1. Know who your child plays with and where they go. This includes keeping a list of their friends addresses and phone numbers.
2. Do not leave your child in unsupervised locations, such as cars, parks, public washrooms, arenas, parks and plazas, etc.
3. Tell your child never to go anywhere with a stranger, not to talk to strangers and never take anything from them. You also have to teach them what a “safe stranger” is in case they need help. A safe stranger includes a police officer, a cashier, a fire fighter, etc.
4. Teach your child where to go and how to get help. Go with them on their regularly traveled routes and find out where the pay telephones are and show your child how to use 9-1-1 for emergencies.
5. Develop a “what if” game for the kids to get them thinking of how they would respond if they felt afraid.
6. Your child’s body is private. Tell your child that no one may touch the area that his or her bathing suit covers. If someone tries to touch them, they should say “NO” and advise you immediately.
7. Teach your child to talk to you immediately when someone does anything that makes them feel strange or uncomfortable.
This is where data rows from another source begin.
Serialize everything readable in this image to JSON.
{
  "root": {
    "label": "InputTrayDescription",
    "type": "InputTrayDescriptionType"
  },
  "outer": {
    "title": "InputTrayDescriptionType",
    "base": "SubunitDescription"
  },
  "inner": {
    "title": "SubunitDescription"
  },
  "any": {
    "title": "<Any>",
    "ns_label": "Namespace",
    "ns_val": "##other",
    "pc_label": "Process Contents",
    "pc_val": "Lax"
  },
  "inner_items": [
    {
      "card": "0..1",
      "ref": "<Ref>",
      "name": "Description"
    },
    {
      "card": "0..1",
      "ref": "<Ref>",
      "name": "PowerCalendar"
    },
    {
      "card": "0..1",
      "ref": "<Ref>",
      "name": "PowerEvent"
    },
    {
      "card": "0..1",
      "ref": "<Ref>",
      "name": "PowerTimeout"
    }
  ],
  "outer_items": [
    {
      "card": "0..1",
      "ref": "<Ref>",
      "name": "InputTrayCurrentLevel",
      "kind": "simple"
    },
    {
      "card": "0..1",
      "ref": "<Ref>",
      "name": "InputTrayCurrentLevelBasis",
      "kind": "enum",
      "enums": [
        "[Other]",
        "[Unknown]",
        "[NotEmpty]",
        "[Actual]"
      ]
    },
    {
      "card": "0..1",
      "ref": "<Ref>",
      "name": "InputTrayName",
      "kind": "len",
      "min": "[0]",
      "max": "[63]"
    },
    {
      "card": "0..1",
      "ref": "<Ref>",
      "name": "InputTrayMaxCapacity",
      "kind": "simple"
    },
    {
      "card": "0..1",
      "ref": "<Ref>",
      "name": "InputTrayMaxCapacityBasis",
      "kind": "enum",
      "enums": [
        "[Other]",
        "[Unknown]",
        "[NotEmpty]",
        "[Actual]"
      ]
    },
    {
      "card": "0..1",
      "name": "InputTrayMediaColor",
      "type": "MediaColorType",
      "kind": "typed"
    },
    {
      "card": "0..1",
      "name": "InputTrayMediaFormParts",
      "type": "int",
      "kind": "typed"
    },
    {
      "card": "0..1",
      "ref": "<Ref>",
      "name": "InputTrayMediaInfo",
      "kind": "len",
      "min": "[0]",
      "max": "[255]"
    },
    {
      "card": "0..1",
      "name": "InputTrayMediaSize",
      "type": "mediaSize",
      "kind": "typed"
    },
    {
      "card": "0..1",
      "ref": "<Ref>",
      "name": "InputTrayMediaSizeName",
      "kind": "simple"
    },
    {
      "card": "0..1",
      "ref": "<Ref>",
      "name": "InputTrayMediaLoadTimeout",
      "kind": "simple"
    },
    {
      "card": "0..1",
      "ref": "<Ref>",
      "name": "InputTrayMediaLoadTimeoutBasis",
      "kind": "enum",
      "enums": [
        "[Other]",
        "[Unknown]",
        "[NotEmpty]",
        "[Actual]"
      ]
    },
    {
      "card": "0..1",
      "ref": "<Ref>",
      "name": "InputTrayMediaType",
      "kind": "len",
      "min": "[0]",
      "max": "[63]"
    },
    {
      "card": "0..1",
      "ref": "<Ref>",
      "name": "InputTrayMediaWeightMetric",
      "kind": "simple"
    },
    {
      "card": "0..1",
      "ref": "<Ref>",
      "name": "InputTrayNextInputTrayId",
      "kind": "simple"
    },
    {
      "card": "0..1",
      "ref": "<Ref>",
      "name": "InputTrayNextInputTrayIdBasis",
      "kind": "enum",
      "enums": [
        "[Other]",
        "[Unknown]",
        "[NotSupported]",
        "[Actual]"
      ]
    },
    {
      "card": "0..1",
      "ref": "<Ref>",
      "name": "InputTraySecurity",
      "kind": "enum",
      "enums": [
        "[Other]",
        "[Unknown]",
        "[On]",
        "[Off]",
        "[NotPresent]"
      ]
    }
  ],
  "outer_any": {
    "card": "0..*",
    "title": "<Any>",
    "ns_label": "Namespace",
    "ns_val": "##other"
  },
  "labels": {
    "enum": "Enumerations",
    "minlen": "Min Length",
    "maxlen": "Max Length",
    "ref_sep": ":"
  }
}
Listen when your child is trying to tell you about something that bothers them and provide them with support and understanding.
8. Watch for changes in your child’s behavior as it could indicate something is wrong. i.e.: hesitation to go with certain people; loss of appetite; withdrawal or depression; aggressiveness, etc.
9. Go with your child to the bus stop and meet them when they return from school.
10. Encourage your child to use a buddy system instead of walking alone.
Try to have it prearranged that if an emergency occurs a specific person your child already knows will pick them up.
If you would like to speak with a police officer or need more information please contact our Community Policing Officer who will connect you with the appropriate personnel.